14. The Working Group reminds the Government of Libya that article 9, paragraph 2, of the International Covenant on Civil and Political Rights states that “anyone who is arrested shall be informed, at the time of arrest, of the reasons for his arrest and shall be promptly informed of any charges against him”. Both the Human Rights Committee and the former Commission on Human Rights have clarified that the fundamental aspect of such right consists in the possibility of contesting the legality of one’s detention. Resolution 1992/35 adopted by former Human Rights Commission on 28 February 1992, called on all States that have not yet done so to establish a procedure, such as habeas corpus, in order for all persons deprived of their liberty to institute proceedings before a court, which should decide without delay the lawfulness of his or her detention, and order his or her release if detention is found to be unlawful.
15. Mr. Al Chibani has been effectively deprived of his right to contest the legality of his arrest and detention. He has not been brought before a judge, nor has he been informed of any charges pending against him or notified of the reasons justifying his continued detention. Mr. Al Chibani has had no access to a lawyer or legal assistance, and has been kept incommunicado for extensive periods of his detention.
16. In light of the information received, and given that the Government has not provided any reasons to doubt the above allegations, the Working Group is of the opinion that the Libyan Arab Jamahiriya has violated articles 1, 2, 3, 5, 6, 7, 8, 9, 10 and 11 of the Universal Declaration of Human Rights as well as articles 2, 3, 7, 9, 10, 12 and 14 of the International Covenant on Civil and Political Rights.
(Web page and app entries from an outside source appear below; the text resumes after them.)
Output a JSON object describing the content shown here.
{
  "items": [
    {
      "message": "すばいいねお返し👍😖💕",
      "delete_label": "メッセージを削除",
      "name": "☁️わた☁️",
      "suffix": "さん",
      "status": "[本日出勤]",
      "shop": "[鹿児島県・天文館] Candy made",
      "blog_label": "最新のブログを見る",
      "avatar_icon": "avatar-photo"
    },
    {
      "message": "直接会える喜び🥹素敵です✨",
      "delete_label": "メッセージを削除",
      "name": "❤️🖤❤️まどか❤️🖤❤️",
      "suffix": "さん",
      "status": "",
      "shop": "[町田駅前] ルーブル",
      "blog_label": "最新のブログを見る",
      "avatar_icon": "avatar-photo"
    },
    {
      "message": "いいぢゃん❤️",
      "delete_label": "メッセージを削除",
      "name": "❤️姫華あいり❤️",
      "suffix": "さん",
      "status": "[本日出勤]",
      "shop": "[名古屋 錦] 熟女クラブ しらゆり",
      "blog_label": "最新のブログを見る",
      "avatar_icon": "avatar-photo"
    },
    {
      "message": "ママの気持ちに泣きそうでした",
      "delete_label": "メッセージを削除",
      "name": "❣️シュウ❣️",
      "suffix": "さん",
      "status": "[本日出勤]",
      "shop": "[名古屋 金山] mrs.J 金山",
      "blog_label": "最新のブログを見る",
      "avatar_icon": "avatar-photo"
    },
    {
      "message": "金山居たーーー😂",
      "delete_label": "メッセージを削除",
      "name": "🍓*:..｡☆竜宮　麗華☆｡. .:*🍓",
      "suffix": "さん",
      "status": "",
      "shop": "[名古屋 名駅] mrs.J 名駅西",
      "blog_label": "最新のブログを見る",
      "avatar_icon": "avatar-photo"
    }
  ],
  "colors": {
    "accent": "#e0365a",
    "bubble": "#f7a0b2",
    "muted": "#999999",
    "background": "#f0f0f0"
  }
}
Consequently, the Working Group qualifies Mr. Al Chibani’s detention as arbitrary under categories I and III of the categories applicable to the consideration of the cases submitted to the Working Group.
17. Moreover, considering that the most apparent motive for Mr. Al Chibani’s detention and the abuses committed against him relates to his exercise of the right to freedom of opinion and expression in the form of his use of the Internet, the Working Group considers his detention arbitrary under category II of the categories applicable to the consideration of the cases submitted to the Working Group.
18. The foregoing considerations are also applicable to Mr. Al Chibani’s detention between 5 December 2005 and 14 October 2006.
19. In the light of the foregoing, the Working Group renders the following opinion:
The deprivation of liberty of Mr. Al Chibani during the period from 5 December 2005 and 14 October 2006, and during his current detention since 10 July 2007 is arbitrary, being in contravention of articles 1, 2, 3, 5, 6, 7, 8, 9, 10 and 11 of the Universal Declaration of Human Rights and articles 2, 3, 7, 9, 10, 12 and 14 of the International Covenant on Civil and Political Rights, and falling under categories I, II and III of the categories applicable to the consideration of the cases submitted to the Working Group.
20. Consequent upon the opinion rendered, the Working Group requests the Government of the Libyan Arab Jamahiriya to immediately release Mr. Al Chibani, and in conformity with article 9, paragraph 5, of the International Covenant on Civil and Political Rights, provide him with adequate reparation.
[Adopted on 3 May 2011]
* The name of the former Libyan Arab Jamahiriya has been changed to Libya as of 16 September 2011.